"Outsourcing relationships, like all business relationships, are about people and personalities--and the marriage will inevitably hit a rough patch. This may stem from a management mistake by the client company, a service delivery hiccup by the provider, or some combination of both. Savvy partners, however, anticipate these episodes at the outset and build in mechanisms to guide their behavior when dealing with these issues.
These may include ad hoc councils, defined escalation ladders to take issues up the management rungs, or creative guidelines for issue resolution. But notice the emphasis on "guidelines," not "laws." While it's smart to plan issue resolution approaches early on, they should not be cast in stone, lest they themselves become issues. More important than the specific mechanism is the mutual commitment to resolve issues quickly and amicably."

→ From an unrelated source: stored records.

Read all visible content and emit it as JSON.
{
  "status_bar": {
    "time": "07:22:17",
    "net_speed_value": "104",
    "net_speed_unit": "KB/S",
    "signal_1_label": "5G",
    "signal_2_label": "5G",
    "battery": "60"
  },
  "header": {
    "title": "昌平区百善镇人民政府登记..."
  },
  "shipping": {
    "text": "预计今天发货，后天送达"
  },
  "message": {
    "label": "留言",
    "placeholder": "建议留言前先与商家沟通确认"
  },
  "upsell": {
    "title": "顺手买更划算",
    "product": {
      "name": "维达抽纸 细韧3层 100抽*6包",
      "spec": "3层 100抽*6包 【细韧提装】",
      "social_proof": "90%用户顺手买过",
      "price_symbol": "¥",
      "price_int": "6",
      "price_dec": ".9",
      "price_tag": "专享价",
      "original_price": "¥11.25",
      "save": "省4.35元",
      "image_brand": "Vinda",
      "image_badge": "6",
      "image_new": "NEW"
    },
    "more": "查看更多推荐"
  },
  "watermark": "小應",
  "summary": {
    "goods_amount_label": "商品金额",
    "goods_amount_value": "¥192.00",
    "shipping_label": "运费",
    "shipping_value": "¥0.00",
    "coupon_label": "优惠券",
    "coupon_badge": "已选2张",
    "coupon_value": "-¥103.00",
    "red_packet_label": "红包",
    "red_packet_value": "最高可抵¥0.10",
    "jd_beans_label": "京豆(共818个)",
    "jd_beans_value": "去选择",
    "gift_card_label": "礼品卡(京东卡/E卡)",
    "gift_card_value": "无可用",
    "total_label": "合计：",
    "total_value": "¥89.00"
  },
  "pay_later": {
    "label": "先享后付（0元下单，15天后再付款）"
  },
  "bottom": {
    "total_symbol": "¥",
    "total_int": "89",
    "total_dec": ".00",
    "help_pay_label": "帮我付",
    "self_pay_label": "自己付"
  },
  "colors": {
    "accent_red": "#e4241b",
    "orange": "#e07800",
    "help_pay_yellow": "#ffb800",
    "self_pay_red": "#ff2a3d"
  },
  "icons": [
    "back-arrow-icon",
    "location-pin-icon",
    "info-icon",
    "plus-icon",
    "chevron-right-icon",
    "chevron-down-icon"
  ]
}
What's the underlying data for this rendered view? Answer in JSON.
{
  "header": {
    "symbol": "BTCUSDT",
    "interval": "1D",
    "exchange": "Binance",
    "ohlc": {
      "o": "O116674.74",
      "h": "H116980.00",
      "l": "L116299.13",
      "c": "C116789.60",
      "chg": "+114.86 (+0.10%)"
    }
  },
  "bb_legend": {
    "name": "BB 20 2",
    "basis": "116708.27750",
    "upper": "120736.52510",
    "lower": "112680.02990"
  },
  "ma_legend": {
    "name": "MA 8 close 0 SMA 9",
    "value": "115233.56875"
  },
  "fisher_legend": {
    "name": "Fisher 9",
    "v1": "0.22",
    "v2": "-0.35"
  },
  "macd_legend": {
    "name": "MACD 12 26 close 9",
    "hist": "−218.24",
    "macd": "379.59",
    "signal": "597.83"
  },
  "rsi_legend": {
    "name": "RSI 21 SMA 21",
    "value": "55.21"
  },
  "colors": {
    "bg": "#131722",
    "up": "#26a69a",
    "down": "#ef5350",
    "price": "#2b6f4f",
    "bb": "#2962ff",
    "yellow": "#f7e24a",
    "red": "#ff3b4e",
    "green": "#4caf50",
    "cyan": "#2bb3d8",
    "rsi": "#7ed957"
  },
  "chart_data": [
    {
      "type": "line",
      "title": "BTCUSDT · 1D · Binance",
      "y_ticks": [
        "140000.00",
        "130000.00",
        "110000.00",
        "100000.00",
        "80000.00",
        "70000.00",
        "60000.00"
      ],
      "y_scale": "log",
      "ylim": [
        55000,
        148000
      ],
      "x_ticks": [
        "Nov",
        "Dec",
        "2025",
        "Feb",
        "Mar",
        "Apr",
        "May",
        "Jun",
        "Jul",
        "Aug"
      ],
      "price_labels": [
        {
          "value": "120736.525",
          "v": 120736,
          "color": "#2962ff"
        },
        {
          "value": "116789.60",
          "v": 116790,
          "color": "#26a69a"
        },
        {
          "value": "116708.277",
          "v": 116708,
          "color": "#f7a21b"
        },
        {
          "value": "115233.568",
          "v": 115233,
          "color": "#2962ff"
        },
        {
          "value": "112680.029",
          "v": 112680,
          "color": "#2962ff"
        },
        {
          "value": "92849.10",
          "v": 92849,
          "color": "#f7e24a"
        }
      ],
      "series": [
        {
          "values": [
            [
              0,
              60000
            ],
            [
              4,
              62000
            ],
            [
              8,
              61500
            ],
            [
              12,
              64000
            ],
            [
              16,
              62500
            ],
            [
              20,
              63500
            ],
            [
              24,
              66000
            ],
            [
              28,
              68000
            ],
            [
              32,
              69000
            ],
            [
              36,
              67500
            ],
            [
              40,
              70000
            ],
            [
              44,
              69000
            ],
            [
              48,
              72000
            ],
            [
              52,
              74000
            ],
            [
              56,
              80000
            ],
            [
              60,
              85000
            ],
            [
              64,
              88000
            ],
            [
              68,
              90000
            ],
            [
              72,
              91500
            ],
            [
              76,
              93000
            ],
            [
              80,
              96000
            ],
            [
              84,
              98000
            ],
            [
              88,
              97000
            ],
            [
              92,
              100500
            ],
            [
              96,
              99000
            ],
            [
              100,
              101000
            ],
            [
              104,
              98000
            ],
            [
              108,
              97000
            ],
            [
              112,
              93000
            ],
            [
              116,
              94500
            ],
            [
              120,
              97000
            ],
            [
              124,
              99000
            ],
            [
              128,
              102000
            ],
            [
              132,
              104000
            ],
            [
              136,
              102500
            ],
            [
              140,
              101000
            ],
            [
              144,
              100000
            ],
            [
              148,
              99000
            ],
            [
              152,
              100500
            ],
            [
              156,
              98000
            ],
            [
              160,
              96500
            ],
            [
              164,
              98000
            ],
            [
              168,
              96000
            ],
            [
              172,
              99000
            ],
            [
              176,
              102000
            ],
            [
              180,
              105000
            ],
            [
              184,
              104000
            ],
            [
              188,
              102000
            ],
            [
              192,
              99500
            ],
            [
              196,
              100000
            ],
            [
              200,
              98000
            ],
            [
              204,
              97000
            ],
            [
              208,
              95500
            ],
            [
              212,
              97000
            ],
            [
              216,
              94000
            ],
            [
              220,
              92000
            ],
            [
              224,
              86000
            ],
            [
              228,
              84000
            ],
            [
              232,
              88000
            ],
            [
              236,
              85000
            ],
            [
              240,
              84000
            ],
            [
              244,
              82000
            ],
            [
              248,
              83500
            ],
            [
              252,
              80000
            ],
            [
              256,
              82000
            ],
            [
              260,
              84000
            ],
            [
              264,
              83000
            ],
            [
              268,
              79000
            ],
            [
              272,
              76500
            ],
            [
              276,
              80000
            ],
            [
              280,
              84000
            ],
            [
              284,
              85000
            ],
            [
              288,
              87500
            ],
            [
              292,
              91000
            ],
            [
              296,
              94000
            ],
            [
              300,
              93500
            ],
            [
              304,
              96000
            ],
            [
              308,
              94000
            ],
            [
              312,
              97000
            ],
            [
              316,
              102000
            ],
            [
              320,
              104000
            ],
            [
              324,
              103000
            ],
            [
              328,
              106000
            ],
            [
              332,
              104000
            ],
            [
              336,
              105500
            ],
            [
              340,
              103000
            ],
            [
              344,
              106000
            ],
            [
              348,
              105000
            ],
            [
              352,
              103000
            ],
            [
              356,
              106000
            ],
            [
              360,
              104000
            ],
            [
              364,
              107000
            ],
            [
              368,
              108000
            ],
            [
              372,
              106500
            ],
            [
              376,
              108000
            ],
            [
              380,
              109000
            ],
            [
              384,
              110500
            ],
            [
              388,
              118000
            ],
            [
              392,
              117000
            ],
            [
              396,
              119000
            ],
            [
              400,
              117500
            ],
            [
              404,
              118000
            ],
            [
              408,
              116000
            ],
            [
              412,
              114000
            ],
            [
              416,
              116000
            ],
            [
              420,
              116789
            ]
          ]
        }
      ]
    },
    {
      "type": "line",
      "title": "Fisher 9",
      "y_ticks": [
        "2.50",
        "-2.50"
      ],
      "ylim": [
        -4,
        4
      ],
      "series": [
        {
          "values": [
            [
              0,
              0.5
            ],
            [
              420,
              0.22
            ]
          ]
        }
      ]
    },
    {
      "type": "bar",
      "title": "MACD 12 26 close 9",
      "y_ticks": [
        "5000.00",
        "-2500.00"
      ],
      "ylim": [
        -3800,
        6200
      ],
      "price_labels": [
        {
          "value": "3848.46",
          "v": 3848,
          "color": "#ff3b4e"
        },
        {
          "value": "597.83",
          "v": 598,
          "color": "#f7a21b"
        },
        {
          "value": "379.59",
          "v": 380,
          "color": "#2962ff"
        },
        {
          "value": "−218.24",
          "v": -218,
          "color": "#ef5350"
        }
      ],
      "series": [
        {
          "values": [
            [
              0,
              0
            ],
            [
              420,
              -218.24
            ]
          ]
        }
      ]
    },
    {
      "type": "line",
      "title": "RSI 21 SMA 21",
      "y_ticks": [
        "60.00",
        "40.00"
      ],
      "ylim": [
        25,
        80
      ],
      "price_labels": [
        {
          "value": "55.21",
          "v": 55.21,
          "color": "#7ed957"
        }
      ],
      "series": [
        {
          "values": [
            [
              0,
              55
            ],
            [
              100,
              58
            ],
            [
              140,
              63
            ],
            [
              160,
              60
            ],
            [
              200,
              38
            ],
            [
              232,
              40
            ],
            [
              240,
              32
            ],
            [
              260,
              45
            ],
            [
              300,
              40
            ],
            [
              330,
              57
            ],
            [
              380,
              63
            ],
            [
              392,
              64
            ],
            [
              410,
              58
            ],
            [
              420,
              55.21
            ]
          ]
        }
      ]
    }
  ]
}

7. Tending the trust based relationship carefully over time
"Don't think of your outsourced service provider as a "vendor." A vendor sells widgets; an outsourced service provider brings you knowledge and skills. Or it may be your knowledge and skills that you transfer and invest in the service provider to take advantage of their superior execution. No matter the specifics of the relationship, it demands a high degree of trust as well as a willingness to look continuously at the work with fresh eyes.
Many business alliances fail either because the parties don't share the same business values or because there isn't enough in the deal for everyone. When outsourcing relationships work, however, they can deliver value beyond expectations. An organisation should ask some hard questions of their service provider before consummating the deal: How does it treat its people? Its customers? What does it believe about service quality, innovation, and ethics? And how does it handle the inevitable bumps in the road?"
"Then structure a relationship where all parties enjoy financial benefits, growth opportunities, and the chance to contribute meaningfully. In business alliances, it's important to keep good partners strong. With that common ethic, trust will grow as the partnership flourishes.
If executed properly, outsourcing is a win-win situation. The organisation receives the benefits of best practices expertise and the service provider earns new business opportunities. Taking the time to implement the tactics discussed will make outsourcing relationships more successful by mutually increasing understanding, transparency, flexibility, communication and trust."